So what is in an apple? Most varieties of apples in the marketplace today are rich in vitamins A, B, and C, and also contain magnesium, iron, and manganese. Apples are also a fairly good source of fiber, particularly if you consume the skin along with the flesh.

The phytonutrients in apples can help you regulate your blood sugar as recent research has shown that apple polyphenols can help prevent spikes in blood sugar through a variety of mechanisms.

The pectin in apples lowers LDL (“bad”) cholesterol and supplies galacturonic acid to the body which lowers the body’s need for insulin and may help in the management of diabetes.

Apples contain quercetin, a powerful antioxidant that protects brain cells from degeneration in rats and may do the same for humans. Eat the skin to get the maximum disease fighting compounds.
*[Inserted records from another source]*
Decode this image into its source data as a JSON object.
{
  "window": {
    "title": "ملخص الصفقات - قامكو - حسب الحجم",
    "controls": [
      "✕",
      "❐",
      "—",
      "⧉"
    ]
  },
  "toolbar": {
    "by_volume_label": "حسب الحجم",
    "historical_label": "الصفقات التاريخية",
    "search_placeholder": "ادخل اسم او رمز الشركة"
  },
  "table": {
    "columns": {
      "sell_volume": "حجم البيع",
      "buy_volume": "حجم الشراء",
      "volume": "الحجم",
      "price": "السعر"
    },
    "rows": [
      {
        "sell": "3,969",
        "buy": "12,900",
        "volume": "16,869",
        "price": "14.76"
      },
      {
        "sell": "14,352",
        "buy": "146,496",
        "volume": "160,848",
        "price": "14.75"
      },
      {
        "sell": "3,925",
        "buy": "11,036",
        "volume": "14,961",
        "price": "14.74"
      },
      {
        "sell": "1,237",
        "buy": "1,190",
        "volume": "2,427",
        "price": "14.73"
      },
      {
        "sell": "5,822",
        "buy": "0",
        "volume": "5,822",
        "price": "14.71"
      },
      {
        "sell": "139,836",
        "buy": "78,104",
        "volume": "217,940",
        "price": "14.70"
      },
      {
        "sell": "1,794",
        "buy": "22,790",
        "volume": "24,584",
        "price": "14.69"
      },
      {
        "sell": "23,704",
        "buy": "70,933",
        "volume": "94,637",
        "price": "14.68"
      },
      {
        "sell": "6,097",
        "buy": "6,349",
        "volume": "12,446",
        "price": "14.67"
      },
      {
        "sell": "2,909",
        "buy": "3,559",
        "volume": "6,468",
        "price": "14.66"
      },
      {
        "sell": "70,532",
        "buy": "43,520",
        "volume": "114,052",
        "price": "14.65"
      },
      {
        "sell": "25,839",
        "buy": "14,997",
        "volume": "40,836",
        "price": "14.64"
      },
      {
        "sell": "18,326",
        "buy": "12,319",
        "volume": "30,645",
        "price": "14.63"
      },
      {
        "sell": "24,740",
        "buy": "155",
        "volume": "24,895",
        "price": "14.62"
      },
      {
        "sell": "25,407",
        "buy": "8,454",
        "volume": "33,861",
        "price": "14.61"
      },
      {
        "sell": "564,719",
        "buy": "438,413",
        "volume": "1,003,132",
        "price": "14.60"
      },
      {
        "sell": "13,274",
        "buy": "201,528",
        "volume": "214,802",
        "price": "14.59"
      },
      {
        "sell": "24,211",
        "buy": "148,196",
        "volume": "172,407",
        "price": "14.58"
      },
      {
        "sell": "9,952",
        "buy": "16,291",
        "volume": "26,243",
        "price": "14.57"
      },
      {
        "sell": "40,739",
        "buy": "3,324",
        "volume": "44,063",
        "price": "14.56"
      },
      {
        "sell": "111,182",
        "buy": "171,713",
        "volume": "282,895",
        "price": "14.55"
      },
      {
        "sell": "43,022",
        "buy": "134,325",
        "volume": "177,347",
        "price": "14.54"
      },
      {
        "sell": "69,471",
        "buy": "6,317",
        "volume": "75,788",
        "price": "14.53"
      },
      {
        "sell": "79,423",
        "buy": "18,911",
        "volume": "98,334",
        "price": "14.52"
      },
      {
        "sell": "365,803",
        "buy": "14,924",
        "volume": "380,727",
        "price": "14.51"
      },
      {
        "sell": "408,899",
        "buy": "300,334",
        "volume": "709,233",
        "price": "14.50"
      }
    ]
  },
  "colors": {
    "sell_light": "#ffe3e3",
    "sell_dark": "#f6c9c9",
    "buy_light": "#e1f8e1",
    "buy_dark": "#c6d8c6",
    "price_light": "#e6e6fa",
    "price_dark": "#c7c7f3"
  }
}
Apples can prevent colon cancer. When the natural fiber in apples ferments in the colon it produces chemicals that help fight the formation of cancer cells.

Apples are loaded with soluble fiber, which slows the digestion of food and the entry of glucose into the blood stream.

Apples have long been called natures toothbrush, simply bite any apple and it stimulates your gums, and the sweetness of the apple prompts an increased flow of saliva which reduces tooth decay.

Apples prevent high blood pressure

Apples are packed with fiber and water which can help you stay slim because it keeps you full longer.

Just like the saying goes ” an apple a day, keeps the doctor away”

With all the good about an apple. You need to also be careful of the pesticides that are used to protect from worms and other insects. Always wash your fruit well or preferably buy organic

Some Popular Apple Varieties:

Braeburn – These apples can be eaten as is, but are also good for cooking. They have a sweet yet tart flavor and a red blushed skin. These apples are harvested from fall to early winter.

Golden Delicious – With freckled yellow golden skins these apples are easy to pick out and since they maintain their shape well when cooked, they are often used in cooking.

Granny Smith – Harvested in October, these bright green apples have a vey tart flavor but work well in baking, cooking as well as eating.

Honeycrisp – One of the newer varieties in the market, this apple is very crisp and juicy with a balanced sweet to tart flavor.

Pink Lady (my 2nd favorite) – Another newer variety, these apples are known for their pink blushed skin and crisp, juicy flesh. These apples are good for both eating and baking.

Red Delicious – A thick red skin with distinct ridges at its base, this apple is good for eating but due to its tender flesh is not a good choice for baking.

Fuji – Originally from Japan, this variety has now become popular worldwide and has juicy, crisp flesh and high sugar content. Considered one of the best eating apples, since the flesh holds up well when heated they are also used in baking and are harvested later in the season.

McIntosh – This is one variety that is harvested earlier in the season and is either eaten fresh or used in applesauce.

Rome – Soft and round in shape, these apples are great for cooking and baking and are the perfect choice for baked whole apples.

Gala (my #1 favorite)– This apple comes from New Zealand but is also grown in the US. A medium sized apple, it has a unique yellow and red striped skin. Great for eating fresh, in salads, or also in baked goods and cooking.

Cortland – Harvested in September and October this apple is often chosen to be used in salads as its flesh is very white and is slow to turn brown.

Here is a great recipe for you.

Apple Cobbler Recipe


Now doesn’t this make you want to go grab some apples???? Check out the spots to go.
Local farms